         I see from the copy we are given it begins right off in the place where The Rule of St. Benedict puts off until “IV. The tools for good works.” mentioning the biblical commands for love of neighbor. [Footnote1]

         This Rule of St. Columbanus begins, “…First of all we are taught to love God with our whole heart and with our whole mind and with all our strength, and our neighbor as ourselves; then {come} works.” [Footnote2]

         Ana adds, “I imagine you and the old monk Nic would have preferred this Celtic Rule.”

         “Ana, you have such a gift of memory, even for these tiny details of our opinions.”

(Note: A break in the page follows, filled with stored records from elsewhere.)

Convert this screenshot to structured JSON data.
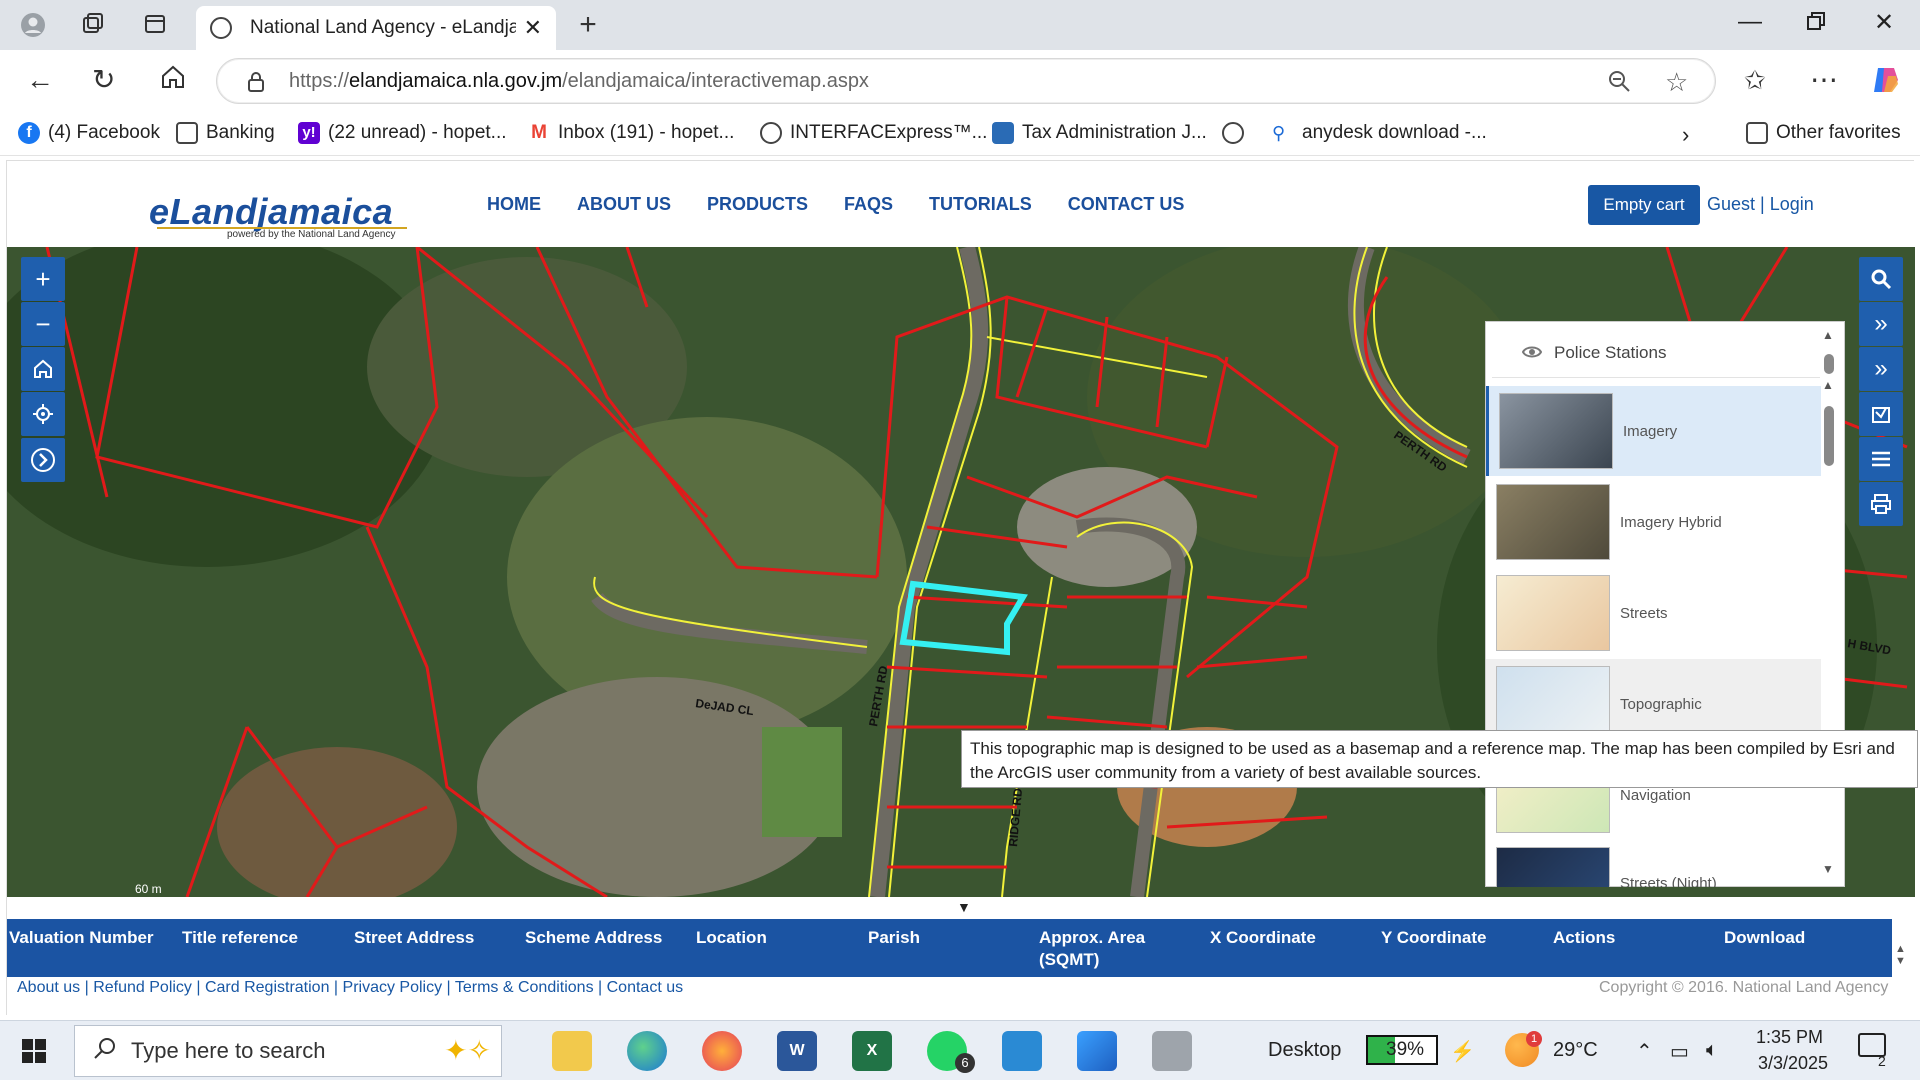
{
  "browser": {
    "tab_title": "National Land Agency - eLandjam",
    "url_prefix": "https://",
    "url_domain": "elandjamaica.nla.gov.jm",
    "url_path": "/elandjamaica/interactivemap.aspx"
  },
  "bookmarks": [
    {
      "label": "(4) Facebook",
      "icon": "facebook-icon",
      "color": "#1877f2"
    },
    {
      "label": "Banking",
      "icon": "folder-icon",
      "color": "#ffffff"
    },
    {
      "label": "(22 unread) - hopet...",
      "icon": "yahoo-icon",
      "color": "#6001d2"
    },
    {
      "label": "Inbox (191) - hopet...",
      "icon": "gmail-icon",
      "color": "#ea4335"
    },
    {
      "label": "INTERFACExpress™...",
      "icon": "globe-icon",
      "color": "#ffffff"
    },
    {
      "label": "Tax Administration J...",
      "icon": "tax-icon",
      "color": "#2a6bb5"
    },
    {
      "label": "",
      "icon": "globe-icon",
      "color": "#ffffff"
    },
    {
      "label": "anydesk download -...",
      "icon": "search-icon",
      "color": "#ffffff"
    }
  ],
  "other_favorites": "Other favorites",
  "site": {
    "logo": "eLandjamaica",
    "logo_sub": "powered by the National Land Agency",
    "menu": [
      "HOME",
      "ABOUT US",
      "PRODUCTS",
      "FAQS",
      "TUTORIALS",
      "CONTACT US"
    ],
    "cart": "Empty cart",
    "login": "Guest | Login"
  },
  "map": {
    "road_labels": [
      "DeJAD CL",
      "PERTH RD",
      "RIDGE RD",
      "PERTH RD",
      "H BLVD"
    ],
    "scale": "60 m",
    "layers_header": "Police Stations",
    "basemaps": [
      {
        "label": "Imagery",
        "color": "#5c6470",
        "selected": true
      },
      {
        "label": "Imagery Hybrid",
        "color": "#6e6a55",
        "selected": false
      },
      {
        "label": "Streets",
        "color": "#f1e5c6",
        "selected": false
      },
      {
        "label": "Topographic",
        "color": "#d8e4ee",
        "selected": false
      },
      {
        "label": "Navigation",
        "color": "#f3ecc9",
        "selected": false
      },
      {
        "label": "Streets (Night)",
        "color": "#1d2b45",
        "selected": false
      }
    ],
    "tooltip": "This topographic map is designed to be used as a basemap and a reference map.  The map has been compiled by Esri and the ArcGIS user community from a variety of best available sources."
  },
  "table": {
    "headers": [
      "Valuation Number",
      "Title reference",
      "Street Address",
      "Scheme Address",
      "Location",
      "Parish",
      "Approx. Area (SQMT)",
      "X Coordinate",
      "Y Coordinate",
      "Actions",
      "Download"
    ],
    "footer_links": "About us | Refund Policy | Card Registration | Privacy Policy | Terms & Conditions | Contact us",
    "copyright": "Copyright © 2016. National Land Agency"
  },
  "taskbar": {
    "search_placeholder": "Type here to search",
    "desktop": "Desktop",
    "battery": "39%",
    "weather": "29°C",
    "time": "1:35 PM",
    "date": "3/3/2025",
    "notifications": "2",
    "whatsapp_badge": "6",
    "weather_badge": "1"
  }
}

         She explains, “It was so important to me then to know the things that linked people together, things that mattered to people… So of course I remember our reading lessons with Nic’s pages.”

         I still have my question, “Let me ask again because you seem to be evading my questions about your isolation here, giving me only theoretical answers about managing groups of monks. But your loneliness seems so important to you that it is unspeakable to anyone but God. Is that true?”

         Tears well in her eyes. “It is true that I care not to speak about my circumstance here. It’s my own fears that isolate me here forever and ever. You can’t blame it on the monks. They would only help me if they could.”

         “I’m asking this not to make any accusations but to learn if I’m actually welcome here as you allow me to believe I am; or maybe I’m an intrusion into your longing for solitude.”

         “You are welcome here.” She goes quickly into her private room said to have a roof, where she can shield from me her deep sobbing.

         “I didn’t mean to quake the dam.” I apologize as Ana returns to our worktable drying her eyes.

         She has completely regained her composure as the Servant monk arrives at her door.

[Footnote1] The Rule of St. Benedict, Translated by Carolinne White, Penguin books, p. 17.

[Footnote2] The Rule of St. Columbanus (Regula Monachorum), Translated by Terrence G. Kardong, “St. Columban: His life, rule, and legacy” p.1retrieved as a pdf  8-20-21 › Rule-of-Colum…

(Continues Tuesday, April 5)

Published by J.K. Marlin

Retired church playwright learning new art forms-- fiction writing, in historical context and now blogging these stories. The Lazarus Pages have a recurring character -- best friend of Jesus -- repeatedly waking to life in various periods of church history and spirituality.

Leave a Reply

Fill in your details below or click an icon to log in: Logo

You are commenting using your account. Log Out /  Change )

Twitter picture

You are commenting using your Twitter account. Log Out /  Change )

Facebook photo

You are commenting using your Facebook account. Log Out /  Change )

Connecting to %s

%d bloggers like this: